» **Exercise brief**
Return every line of the listing, exactly as it reads.

» **Input records**
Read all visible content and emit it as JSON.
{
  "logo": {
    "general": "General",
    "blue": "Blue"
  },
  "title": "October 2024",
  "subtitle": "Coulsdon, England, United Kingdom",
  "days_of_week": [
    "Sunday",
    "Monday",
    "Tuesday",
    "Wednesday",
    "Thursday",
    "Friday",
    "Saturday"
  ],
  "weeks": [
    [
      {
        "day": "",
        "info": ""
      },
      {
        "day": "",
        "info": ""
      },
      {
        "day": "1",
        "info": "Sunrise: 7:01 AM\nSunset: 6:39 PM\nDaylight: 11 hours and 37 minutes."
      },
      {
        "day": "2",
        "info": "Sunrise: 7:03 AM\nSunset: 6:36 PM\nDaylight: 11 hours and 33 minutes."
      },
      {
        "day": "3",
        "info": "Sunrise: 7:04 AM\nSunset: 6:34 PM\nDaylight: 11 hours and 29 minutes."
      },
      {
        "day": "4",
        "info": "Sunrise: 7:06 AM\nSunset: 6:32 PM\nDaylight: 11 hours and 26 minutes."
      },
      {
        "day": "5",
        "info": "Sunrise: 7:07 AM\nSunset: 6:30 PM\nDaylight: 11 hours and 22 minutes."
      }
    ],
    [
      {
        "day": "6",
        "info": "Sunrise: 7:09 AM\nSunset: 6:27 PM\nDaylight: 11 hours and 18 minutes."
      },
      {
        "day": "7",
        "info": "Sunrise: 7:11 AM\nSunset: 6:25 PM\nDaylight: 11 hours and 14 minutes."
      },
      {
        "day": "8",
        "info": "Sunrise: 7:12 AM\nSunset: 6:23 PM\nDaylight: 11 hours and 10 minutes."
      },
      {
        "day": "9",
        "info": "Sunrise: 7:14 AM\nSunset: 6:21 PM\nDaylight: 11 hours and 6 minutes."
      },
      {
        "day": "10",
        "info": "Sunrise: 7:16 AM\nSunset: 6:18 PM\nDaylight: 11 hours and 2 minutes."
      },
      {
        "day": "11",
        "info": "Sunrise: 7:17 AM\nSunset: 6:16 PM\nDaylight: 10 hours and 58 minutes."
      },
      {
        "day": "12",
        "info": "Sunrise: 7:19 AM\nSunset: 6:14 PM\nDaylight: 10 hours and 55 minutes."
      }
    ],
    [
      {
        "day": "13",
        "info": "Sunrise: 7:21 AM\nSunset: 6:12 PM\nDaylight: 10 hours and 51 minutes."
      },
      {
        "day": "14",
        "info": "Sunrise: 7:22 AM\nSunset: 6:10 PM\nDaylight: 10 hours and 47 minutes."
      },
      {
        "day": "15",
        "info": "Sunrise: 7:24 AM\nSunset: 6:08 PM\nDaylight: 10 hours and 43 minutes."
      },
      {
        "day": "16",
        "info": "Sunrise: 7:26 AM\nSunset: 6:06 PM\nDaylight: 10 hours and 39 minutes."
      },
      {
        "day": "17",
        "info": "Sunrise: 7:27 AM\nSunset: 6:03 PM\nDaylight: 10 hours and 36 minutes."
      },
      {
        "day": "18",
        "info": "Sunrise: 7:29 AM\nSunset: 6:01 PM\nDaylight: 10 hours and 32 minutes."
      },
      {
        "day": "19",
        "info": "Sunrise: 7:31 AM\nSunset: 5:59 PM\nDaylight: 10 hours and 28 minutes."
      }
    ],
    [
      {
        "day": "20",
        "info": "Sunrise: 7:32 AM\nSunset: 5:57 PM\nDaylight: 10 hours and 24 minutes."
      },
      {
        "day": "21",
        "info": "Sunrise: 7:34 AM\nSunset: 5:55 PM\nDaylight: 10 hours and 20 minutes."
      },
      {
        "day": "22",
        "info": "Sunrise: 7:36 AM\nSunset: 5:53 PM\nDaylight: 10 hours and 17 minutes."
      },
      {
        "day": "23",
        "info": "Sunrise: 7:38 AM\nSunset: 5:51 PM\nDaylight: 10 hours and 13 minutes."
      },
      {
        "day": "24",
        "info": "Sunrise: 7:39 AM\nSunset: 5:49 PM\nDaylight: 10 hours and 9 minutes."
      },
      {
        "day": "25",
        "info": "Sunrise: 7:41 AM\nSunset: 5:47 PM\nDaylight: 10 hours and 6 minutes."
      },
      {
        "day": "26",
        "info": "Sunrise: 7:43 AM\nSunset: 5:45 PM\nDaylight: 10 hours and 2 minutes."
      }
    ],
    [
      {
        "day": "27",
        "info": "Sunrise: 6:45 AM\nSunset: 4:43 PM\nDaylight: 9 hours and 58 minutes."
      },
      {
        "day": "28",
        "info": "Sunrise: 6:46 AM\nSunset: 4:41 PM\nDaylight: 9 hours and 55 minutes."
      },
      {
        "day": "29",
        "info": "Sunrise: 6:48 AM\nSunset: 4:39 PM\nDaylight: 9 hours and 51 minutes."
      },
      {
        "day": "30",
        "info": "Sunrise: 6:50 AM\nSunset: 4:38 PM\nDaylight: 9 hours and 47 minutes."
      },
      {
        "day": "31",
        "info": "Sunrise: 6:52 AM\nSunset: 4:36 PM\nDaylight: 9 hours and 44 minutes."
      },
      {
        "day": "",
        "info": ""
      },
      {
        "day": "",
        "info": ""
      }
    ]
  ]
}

» **Answer space**
Read all visible content and emit it as JSON.
{
  "logo": {
    "general": "General",
    "blue": "Blue"
  },
  "title": "October 2024",
  "subtitle": "Coulsdon, England, United Kingdom",
  "days_of_week": [
    "Sunday",
    "Monday",
    "Tuesday",
    "Wednesday",
    "Thursday",
    "Friday",
    "Saturday"
  ],
  "weeks": [
    [
      {
        "day": "",
        "info": ""
      },
      {
        "day": "",
        "info": ""
      },
      {
        "day": "1",
        "info": "Sunrise: 7:01 AM\nSunset: 6:39 PM\nDaylight: 11 hours and 37 minutes."
      },
      {
        "day": "2",
        "info": "Sunrise: 7:03 AM\nSunset: 6:36 PM\nDaylight: 11 hours and 33 minutes."
      },
      {
        "day": "3",
        "info": "Sunrise: 7:04 AM\nSunset: 6:34 PM\nDaylight: 11 hours and 29 minutes."
      },
      {
        "day": "4",
        "info": "Sunrise: 7:06 AM\nSunset: 6:32 PM\nDaylight: 11 hours and 26 minutes."
      },
      {
        "day": "5",
        "info": "Sunrise: 7:07 AM\nSunset: 6:30 PM\nDaylight: 11 hours and 22 minutes."
      }
    ],
    [
      {
        "day": "6",
        "info": "Sunrise: 7:09 AM\nSunset: 6:27 PM\nDaylight: 11 hours and 18 minutes."
      },
      {
        "day": "7",
        "info": "Sunrise: 7:11 AM\nSunset: 6:25 PM\nDaylight: 11 hours and 14 minutes."
      },
      {
        "day": "8",
        "info": "Sunrise: 7:12 AM\nSunset: 6:23 PM\nDaylight: 11 hours and 10 minutes."
      },
      {
        "day": "9",
        "info": "Sunrise: 7:14 AM\nSunset: 6:21 PM\nDaylight: 11 hours and 6 minutes."
      },
      {
        "day": "10",
        "info": "Sunrise: 7:16 AM\nSunset: 6:18 PM\nDaylight: 11 hours and 2 minutes."
      },
      {
        "day": "11",
        "info": "Sunrise: 7:17 AM\nSunset: 6:16 PM\nDaylight: 10 hours and 58 minutes."
      },
      {
        "day": "12",
        "info": "Sunrise: 7:19 AM\nSunset: 6:14 PM\nDaylight: 10 hours and 55 minutes."
      }
    ],
    [
      {
        "day": "13",
        "info": "Sunrise: 7:21 AM\nSunset: 6:12 PM\nDaylight: 10 hours and 51 minutes."
      },
      {
        "day": "14",
        "info": "Sunrise: 7:22 AM\nSunset: 6:10 PM\nDaylight: 10 hours and 47 minutes."
      },
      {
        "day": "15",
        "info": "Sunrise: 7:24 AM\nSunset: 6:08 PM\nDaylight: 10 hours and 43 minutes."
      },
      {
        "day": "16",
        "info": "Sunrise: 7:26 AM\nSunset: 6:06 PM\nDaylight: 10 hours and 39 minutes."
      },
      {
        "day": "17",
        "info": "Sunrise: 7:27 AM\nSunset: 6:03 PM\nDaylight: 10 hours and 36 minutes."
      },
      {
        "day": "18",
        "info": "Sunrise: 7:29 AM\nSunset: 6:01 PM\nDaylight: 10 hours and 32 minutes."
      },
      {
        "day": "19",
        "info": "Sunrise: 7:31 AM\nSunset: 5:59 PM\nDaylight: 10 hours and 28 minutes."
      }
    ],
    [
      {
        "day": "20",
        "info": "Sunrise: 7:32 AM\nSunset: 5:57 PM\nDaylight: 10 hours and 24 minutes."
      },
      {
        "day": "21",
        "info": "Sunrise: 7:34 AM\nSunset: 5:55 PM\nDaylight: 10 hours and 20 minutes."
      },
      {
        "day": "22",
        "info": "Sunrise: 7:36 AM\nSunset: 5:53 PM\nDaylight: 10 hours and 17 minutes."
      },
      {
        "day": "23",
        "info": "Sunrise: 7:38 AM\nSunset: 5:51 PM\nDaylight: 10 hours and 13 minutes."
      },
      {
        "day": "24",
        "info": "Sunrise: 7:39 AM\nSunset: 5:49 PM\nDaylight: 10 hours and 9 minutes."
      },
      {
        "day": "25",
        "info": "Sunrise: 7:41 AM\nSunset: 5:47 PM\nDaylight: 10 hours and 6 minutes."
      },
      {
        "day": "26",
        "info": "Sunrise: 7:43 AM\nSunset: 5:45 PM\nDaylight: 10 hours and 2 minutes."
      }
    ],
    [
      {
        "day": "27",
        "info": "Sunrise: 6:45 AM\nSunset: 4:43 PM\nDaylight: 9 hours and 58 minutes."
      },
      {
        "day": "28",
        "info": "Sunrise: 6:46 AM\nSunset: 4:41 PM\nDaylight: 9 hours and 55 minutes."
      },
      {
        "day": "29",
        "info": "Sunrise: 6:48 AM\nSunset: 4:39 PM\nDaylight: 9 hours and 51 minutes."
      },
      {
        "day": "30",
        "info": "Sunrise: 6:50 AM\nSunset: 4:38 PM\nDaylight: 9 hours and 47 minutes."
      },
      {
        "day": "31",
        "info": "Sunrise: 6:52 AM\nSunset: 4:36 PM\nDaylight: 9 hours and 44 minutes."
      },
      {
        "day": "",
        "info": ""
      },
      {
        "day": "",
        "info": ""
      }
    ]
  ]
}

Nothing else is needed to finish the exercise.